If you are claustrophobic, better stay in the wharf. If you love going into the unknown, then go for it!
I have an adventurous spirit. The Underground River in Palawan will be a breeze. Or, so I thought. When I put on my life-jacket, I know my life literally depended on it. I was smiling but a bit edgy. Can't swim but venturing out on an uncharted underground deep? What else was there to feel? Friends assured me it's exciting. It's a different experience. I gotta try or miss half of my life. If I won't, then I am too old to try when I go back. Sometimes friends can be too honest bordering on an unveiled sarcasm.
The river was sparkling. Palawan is the last frontier and lives up to its tag. Green waters, my favorite. This side of the Philippines definitely knows how preserve what should and must be. As the boatman rowed towards the entrance of what looked like a jagged cave, there was a rush of excited whispers. Darkness set in before some fumblings -then there was light. The guide was talking but I wonder if our group, majority of them foreigners, were in full attention.
Everyone was busy making their cameras work. In that pitch black condition, the points-and-shoots were almost hopeless, much more if you use the flash. Forget it. Still, brave souls were trying as the guide moves on with his work - listeners or none, undaunted.
He was saying stalactites and stalagmites, droned by mixed feelings and reactions. I cannot figure out the difference. The limestone formations were awesome - and unnerving. What if they go down on all of us, being there for hundreds of years? I can't swim. Not even in the bath tub. It was a 8.2km-long ride of my life. I am glad I learned it too late, or else I would have chickened-out.
It was serenely quiet inside. If you have a friend who talks too much - a trip to the river would do the trick to encourage the quiet. Maybe for a lot of reasons. Scared, I suppose. Numbed, most likely. Awed - oh, well. Most of the time, just simply stumped. When you want the most of the experience, you need to keep your mouth tightly shut. Or you lose it. I tried my best.

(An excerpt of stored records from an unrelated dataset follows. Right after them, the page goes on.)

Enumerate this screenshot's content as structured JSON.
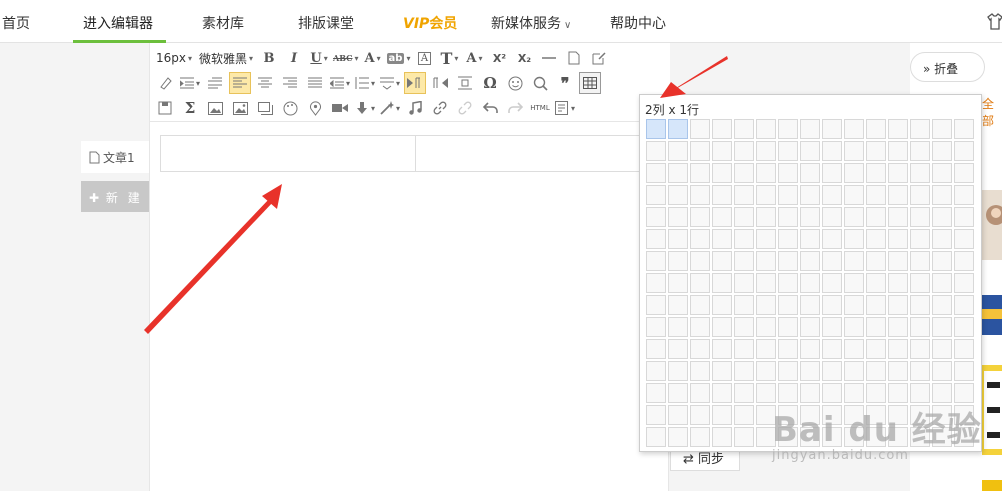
{
  "nav": {
    "home": "首页",
    "editor": "进入编辑器",
    "materials": "素材库",
    "classroom": "排版课堂",
    "vip_prefix": "VIP",
    "vip_suffix": "会员",
    "media_service": "新媒体服务",
    "help": "帮助中心"
  },
  "sidebar": {
    "article_tab": "文章1",
    "new_button": "新 建"
  },
  "toolbar": {
    "font_size": "16px",
    "font_family": "微软雅黑",
    "bold": "B",
    "italic": "I",
    "underline": "U",
    "abc": "ABC",
    "font_color": "A",
    "highlight": "ab",
    "border_text": "A",
    "text_t": "T",
    "superscript": "X²",
    "subscript": "X₂",
    "omega": "Ω",
    "html": "HTML"
  },
  "table_popup": {
    "selection_label": "2列 x 1行",
    "rows": 15,
    "cols": 15,
    "selected_cols": 2,
    "selected_rows": 1
  },
  "right_panel": {
    "fold_button": "折叠",
    "all_label": "全部",
    "sync_button": "同步"
  },
  "watermark": {
    "main": "Bai du 经验",
    "sub": "jingyan.baidu.com"
  },
  "colors": {
    "accent_green": "#6cbf3c",
    "vip_gold": "#f0a400",
    "arrow_red": "#e8322a",
    "grid_selected": "#d6e6fa"
  }
}
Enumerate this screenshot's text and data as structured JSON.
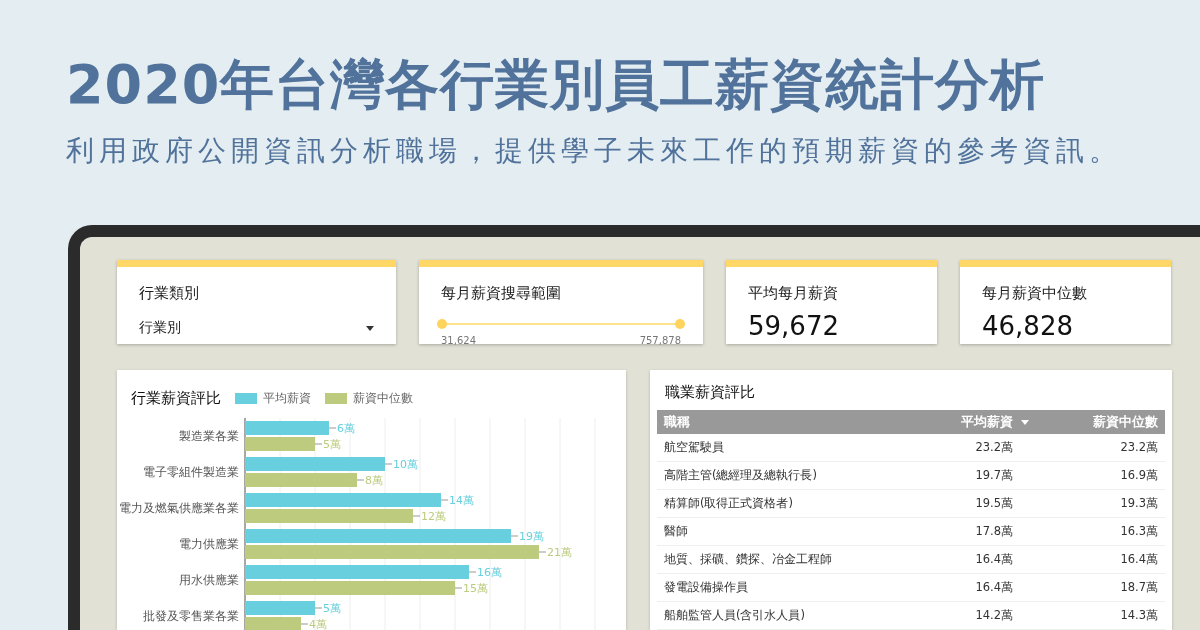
{
  "header": {
    "title": "2020年台灣各行業別員工薪資統計分析",
    "subtitle": "利用政府公開資訊分析職場，提供學子未來工作的預期薪資的參考資訊。"
  },
  "filters": [
    {
      "kind": "dropdown",
      "label": "行業類別",
      "value": "行業別"
    },
    {
      "kind": "range",
      "label": "每月薪資搜尋範圍",
      "min": "31,624",
      "max": "757,878",
      "level": 1
    }
  ],
  "metrics": [
    {
      "label": "平均每月薪資",
      "value": "59,672"
    },
    {
      "label": "每月薪資中位數",
      "value": "46,828"
    }
  ],
  "industry_chart": {
    "title": "行業薪資評比",
    "chart_data": {
      "type": "bar",
      "orientation": "horizontal",
      "categories": [
        "製造業各業",
        "電子零組件製造業",
        "電力及燃氣供應業各業",
        "電力供應業",
        "用水供應業",
        "批發及零售業各業"
      ],
      "series": [
        {
          "name": "平均薪資",
          "color": "#67cfdd",
          "values": [
            6,
            10,
            14,
            19,
            16,
            5
          ],
          "value_labels": [
            "6萬",
            "10萬",
            "14萬",
            "19萬",
            "16萬",
            "5萬"
          ]
        },
        {
          "name": "薪資中位數",
          "color": "#bccb7e",
          "values": [
            5,
            8,
            12,
            21,
            15,
            4
          ],
          "value_labels": [
            "5萬",
            "8萬",
            "12萬",
            "21萬",
            "15萬",
            "4萬"
          ]
        }
      ]
    }
  },
  "occupation_table": {
    "title": "職業薪資評比",
    "columns": [
      {
        "label": "職稱",
        "sorted": false
      },
      {
        "label": "平均薪資",
        "sorted": true
      },
      {
        "label": "薪資中位數",
        "sorted": false
      }
    ],
    "rows": [
      [
        "航空駕駛員",
        "23.2萬",
        "23.2萬"
      ],
      [
        "高階主管(總經理及總執行長)",
        "19.7萬",
        "16.9萬"
      ],
      [
        "精算師(取得正式資格者)",
        "19.5萬",
        "19.3萬"
      ],
      [
        "醫師",
        "17.8萬",
        "16.3萬"
      ],
      [
        "地質、採礦、鑽探、冶金工程師",
        "16.4萬",
        "16.4萬"
      ],
      [
        "發電設備操作員",
        "16.4萬",
        "18.7萬"
      ],
      [
        "船舶監管人員(含引水人員)",
        "14.2萬",
        "14.3萬"
      ]
    ]
  }
}
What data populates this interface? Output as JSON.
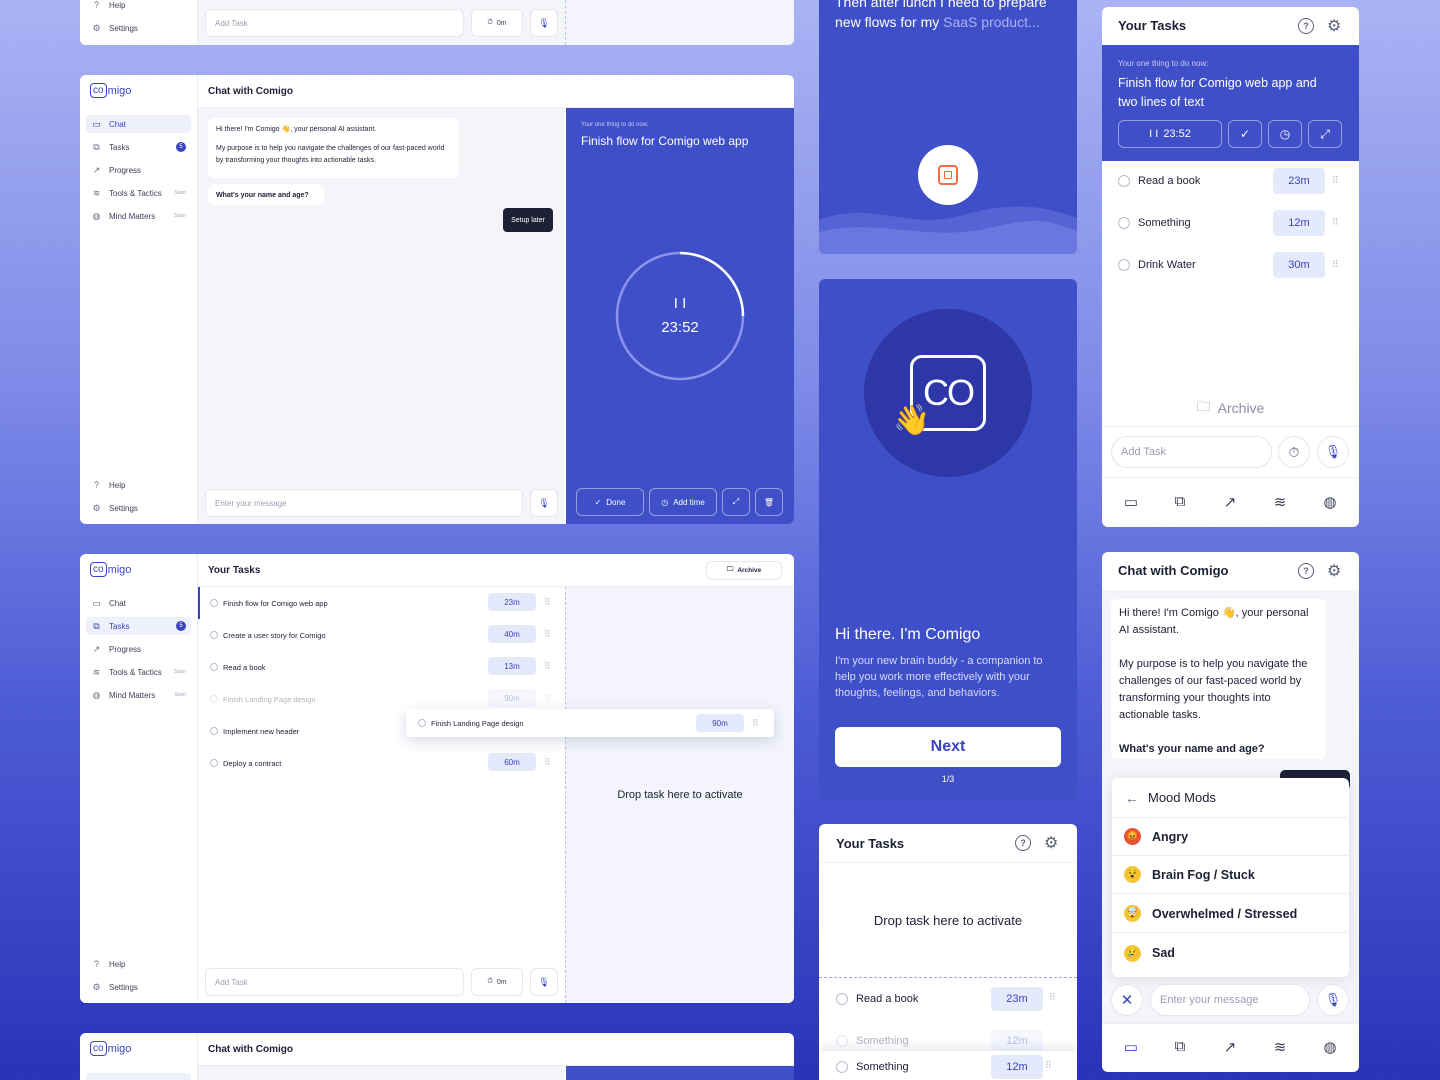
{
  "app": {
    "logo_prefix": "co",
    "logo_suffix": "migo",
    "help": "Help",
    "settings": "Settings"
  },
  "nav": {
    "chat": "Chat",
    "tasks": "Tasks",
    "tasks_badge": "5",
    "progress": "Progress",
    "tools": "Tools & Tactics",
    "mind": "Mind Matters",
    "soon": "Soon"
  },
  "top": {
    "add_task": "Add Task",
    "timer": "0m"
  },
  "chat": {
    "title": "Chat with Comigo",
    "greeting": "Hi there! I'm Comigo 👋, your personal AI assistant.",
    "purpose": "My purpose is to help you navigate the challenges of our fast-paced world by transforming your thoughts into actionable tasks.",
    "question": "What's your name and age?",
    "setup_later": "Setup later",
    "input_placeholder": "Enter your message"
  },
  "focus": {
    "label": "Your one thing to do now:",
    "task": "Finish flow for Comigo web app",
    "pause": "I I",
    "time": "23:52",
    "done": "Done",
    "add_time": "Add time"
  },
  "tasks": {
    "title": "Your Tasks",
    "archive": "Archive",
    "drop_text": "Drop task here to activate",
    "add_task": "Add Task",
    "timer": "0m",
    "items": [
      {
        "name": "Finish flow for Comigo web app",
        "time": "23m"
      },
      {
        "name": "Create a user story for Comigo",
        "time": "40m"
      },
      {
        "name": "Read a book",
        "time": "13m"
      },
      {
        "name": "Finish Landing Page design",
        "time": "90m"
      },
      {
        "name": "Implement new header",
        "time": ""
      },
      {
        "name": "Deploy a contract",
        "time": "60m"
      }
    ],
    "dragging": {
      "name": "Finish Landing Page design",
      "time": "90m"
    }
  },
  "onboard": {
    "top_text_line1": "Then after lunch I need to prepare",
    "top_text_line2_a": "new flows for my ",
    "top_text_line2_b": "SaaS product...",
    "logo": "CO",
    "title": "Hi there. I'm Comigo",
    "body": "I'm your new brain buddy - a companion to help you work more effectively with your thoughts, feelings, and behaviors.",
    "next": "Next",
    "page": "1/3"
  },
  "mobile_tasks": {
    "title": "Your Tasks",
    "label": "Your one thing to do now:",
    "task": "Finish flow for Comigo web app and two lines of text",
    "pause": "I I",
    "time": "23:52",
    "items": [
      {
        "name": "Read a book",
        "time": "23m"
      },
      {
        "name": "Something",
        "time": "12m"
      },
      {
        "name": "Drink Water",
        "time": "30m"
      }
    ],
    "archive": "Archive",
    "add_task": "Add Task"
  },
  "mobile_tasks2": {
    "title": "Your Tasks",
    "drop_text": "Drop task here to activate",
    "items": [
      {
        "name": "Read a book",
        "time": "23m"
      },
      {
        "name": "Something",
        "time": "12m"
      },
      {
        "name": "Something",
        "time": "12m"
      }
    ]
  },
  "mobile_chat": {
    "title": "Chat with Comigo",
    "greeting": "Hi there! I'm Comigo 👋, your personal AI assistant.",
    "purpose": "My purpose is to help you navigate the challenges of our fast-paced world by transforming your thoughts into actionable tasks.",
    "question": "What's your name and age?",
    "mood_title": "Mood Mods",
    "moods": [
      "Angry",
      "Brain Fog / Stuck",
      "Overwhelmed / Stressed",
      "Sad"
    ],
    "input_placeholder": "Enter your message"
  },
  "colors": {
    "primary": "#3a44c0",
    "focus_bg": "#3f4fc7",
    "pill_bg": "#e5e9fc"
  }
}
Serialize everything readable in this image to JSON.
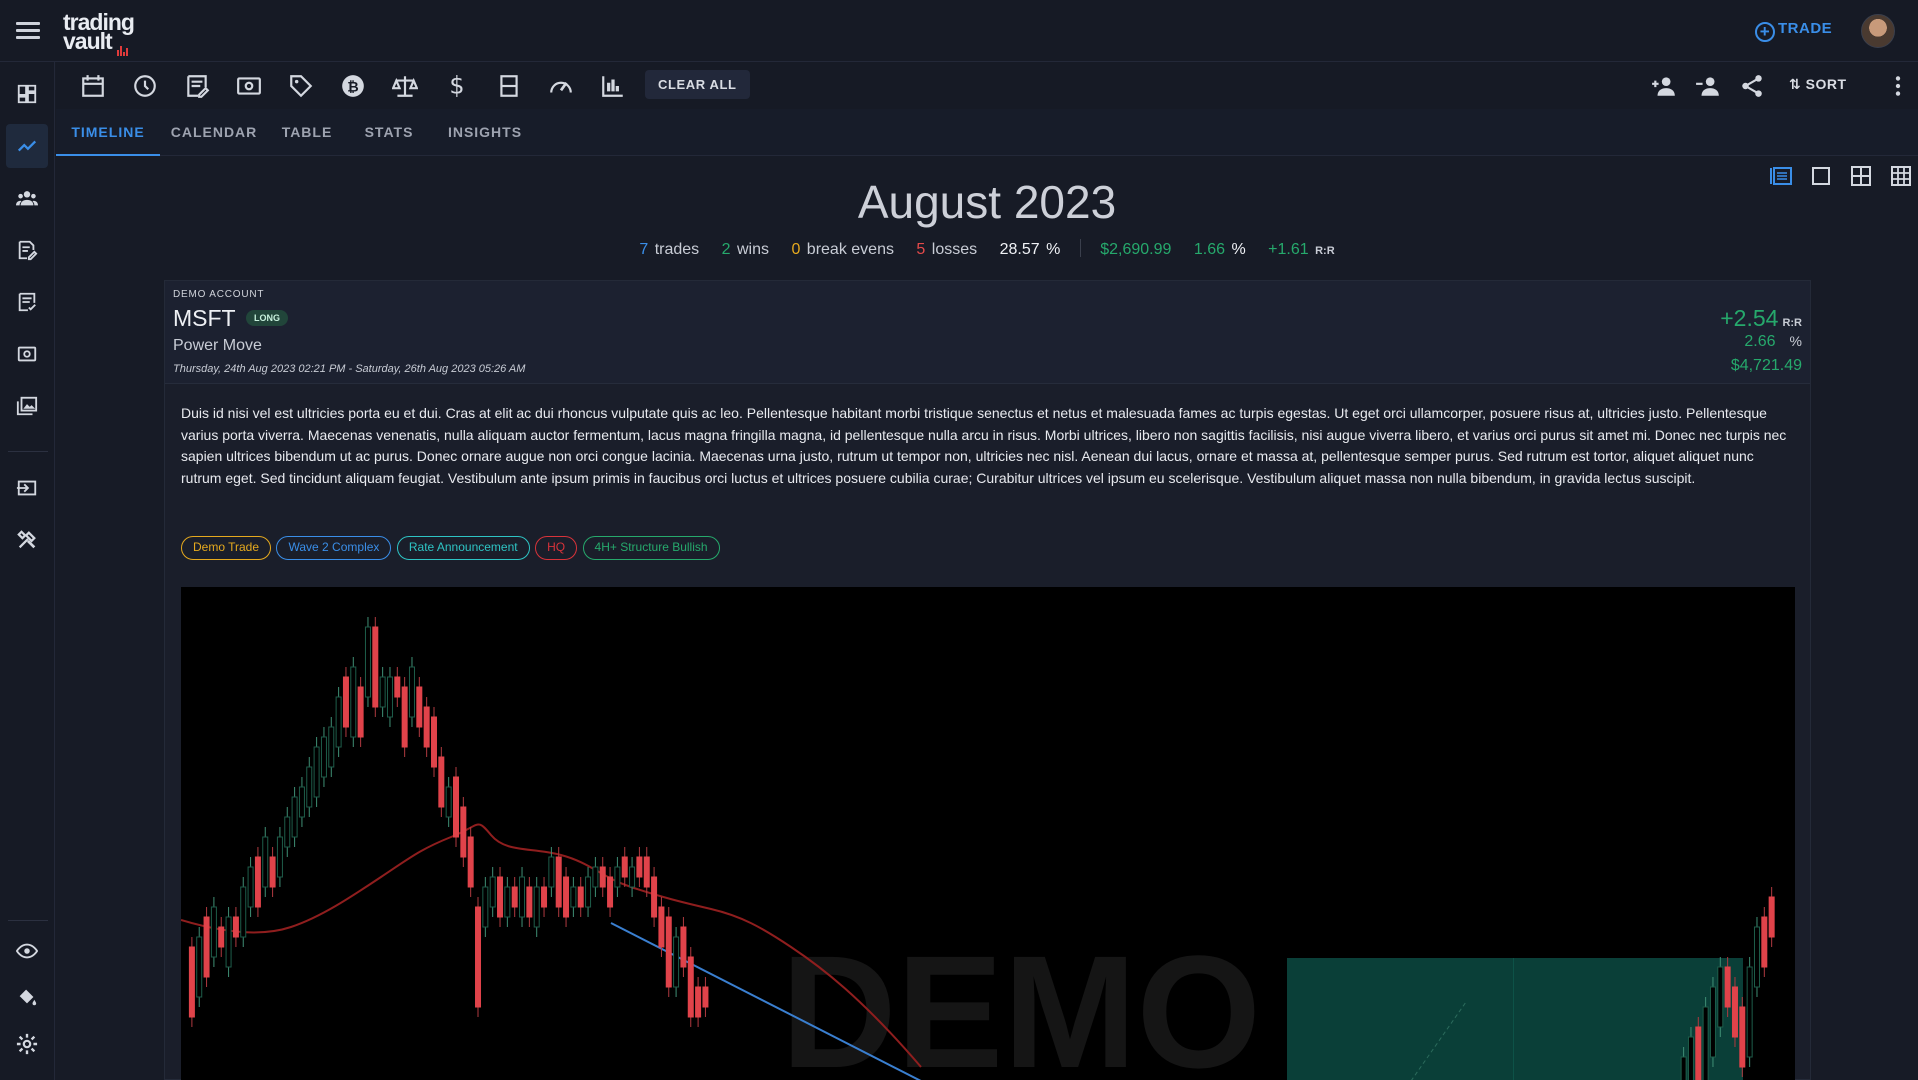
{
  "app": {
    "logo_line1": "trading",
    "logo_line2": "vault",
    "trade_button": "TRADE"
  },
  "sidebar": {
    "items": [
      {
        "icon": "dashboard-icon",
        "active": false
      },
      {
        "icon": "trend-chart-icon",
        "active": true
      },
      {
        "icon": "community-icon",
        "active": false
      },
      {
        "icon": "edit-document-icon",
        "active": false
      },
      {
        "icon": "checklist-icon",
        "active": false
      },
      {
        "icon": "money-icon",
        "active": false
      },
      {
        "icon": "gallery-icon",
        "active": false
      },
      {
        "icon": "import-icon",
        "active": false
      },
      {
        "icon": "tools-icon",
        "active": false
      },
      {
        "icon": "eye-icon",
        "active": false
      },
      {
        "icon": "paint-bucket-icon",
        "active": false
      },
      {
        "icon": "settings-gear-icon",
        "active": false
      }
    ]
  },
  "toolbar": {
    "filter_icons": [
      "calendar-icon",
      "clock-icon",
      "notes-icon",
      "cash-icon",
      "tag-icon",
      "bitcoin-icon",
      "scale-icon",
      "dollar-icon",
      "rect-icon",
      "speedometer-icon",
      "bar-chart-icon"
    ],
    "clear_all_label": "CLEAR ALL",
    "right_icons": [
      "add-person-icon",
      "remove-person-icon",
      "share-icon"
    ],
    "sort_label": "SORT"
  },
  "tabs": [
    {
      "label": "TIMELINE",
      "active": true
    },
    {
      "label": "CALENDAR",
      "active": false
    },
    {
      "label": "TABLE",
      "active": false
    },
    {
      "label": "STATS",
      "active": false
    },
    {
      "label": "INSIGHTS",
      "active": false
    }
  ],
  "view_modes": [
    "list-view-icon",
    "single-view-icon",
    "grid2-view-icon",
    "grid3-view-icon"
  ],
  "header": {
    "title": "August 2023",
    "trades_count": "7",
    "trades_label": "trades",
    "wins_count": "2",
    "wins_label": "wins",
    "breakeven_count": "0",
    "breakeven_label": "break evens",
    "losses_count": "5",
    "losses_label": "losses",
    "winrate_value": "28.57",
    "winrate_unit": "%",
    "pnl": "$2,690.99",
    "return_value": "1.66",
    "return_unit": "%",
    "rr_value": "+1.61",
    "rr_unit": "R:R"
  },
  "trade": {
    "account_label": "DEMO ACCOUNT",
    "ticker": "MSFT",
    "direction": "LONG",
    "setup": "Power Move",
    "date_range": "Thursday, 24th Aug 2023 02:21 PM - Saturday, 26th Aug 2023 05:26 AM",
    "rr_value": "+2.54",
    "rr_unit": "R:R",
    "pct_value": "2.66",
    "pct_unit": "%",
    "pnl": "$4,721.49",
    "notes": "Duis id nisi vel est ultricies porta eu et dui. Cras at elit ac dui rhoncus vulputate quis ac leo. Pellentesque habitant morbi tristique senectus et netus et malesuada fames ac turpis egestas. Ut eget orci ullamcorper, posuere risus at, ultricies justo. Pellentesque varius porta viverra. Maecenas venenatis, nulla aliquam auctor fermentum, lacus magna fringilla magna, id pellentesque nulla arcu in risus. Morbi ultrices, libero non sagittis facilisis, nisi augue viverra libero, et varius orci purus sit amet mi. Donec nec turpis nec sapien ultrices bibendum ut ac purus. Donec ornare augue non orci congue lacinia. Maecenas urna justo, rutrum ut tempor non, ultricies nec nisl. Aenean dui lacus, ornare et massa at, pellentesque semper purus. Sed rutrum est tortor, aliquet aliquet nunc rutrum eget. Sed tincidunt aliquam feugiat. Vestibulum ante ipsum primis in faucibus orci luctus et ultrices posuere cubilia curae; Curabitur ultrices vel ipsum eu scelerisque. Vestibulum aliquet massa non nulla bibendum, in gravida lectus suscipit.",
    "tags": [
      {
        "label": "Demo Trade",
        "color": "#e5a91e"
      },
      {
        "label": "Wave 2 Complex",
        "color": "#3a8ee8"
      },
      {
        "label": "Rate Announcement",
        "color": "#2ec4c4"
      },
      {
        "label": "HQ",
        "color": "#d8333a"
      },
      {
        "label": "4H+ Structure Bullish",
        "color": "#26a96c"
      }
    ],
    "screenshot_watermark": "DEMO"
  },
  "colors": {
    "accent": "#3a8ee8",
    "win": "#26a96c",
    "loss": "#e44a4a",
    "breakeven": "#e5a91e",
    "background": "#171b26"
  }
}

I forgot what I did for that hour-long journey to darkness and light. In some instances I tried to get my Nikon to work. The battery was almost spent with the effort. Then, I got mentally busy thinking about the "what-ifs". Gliding in a boat inside a cave with a bottomless water below you was not really my kind of thrill. As we got half-way, I began to enjoy the calm. It was hard to clearly see the rocks in varying edges and graying shades - but I know they're trying to tell people something. I am not sure what - but your imagination can take you as far as its limit.
As we reached the end of the ride, a new boat came in. New faces, new versions of how the trip went. It is so much like life - everything depends on how you view things. Are you going in or not? Once inside, will you enjoy or suffer in paranoia? Sink in or swim? I'd sink without the jacket, that's for sure (maybe even with one). Ah, well...getting a hang on a situation can sometimes be normal. We're not Superman. Name any super hero you want.
There are times when its good to accept that we also buckle. I wonder how this talk got into a supposedly-adventurous trip. Maybe I am descending, I need to get out of the cave. When we all got up from the boat, a chorus of sighs (relief?) took over the calm. Then, the chatter rose in a crescendo - both negatives and positives at the same time. One more exciting, life-defining trip done. Definitely, more coming up!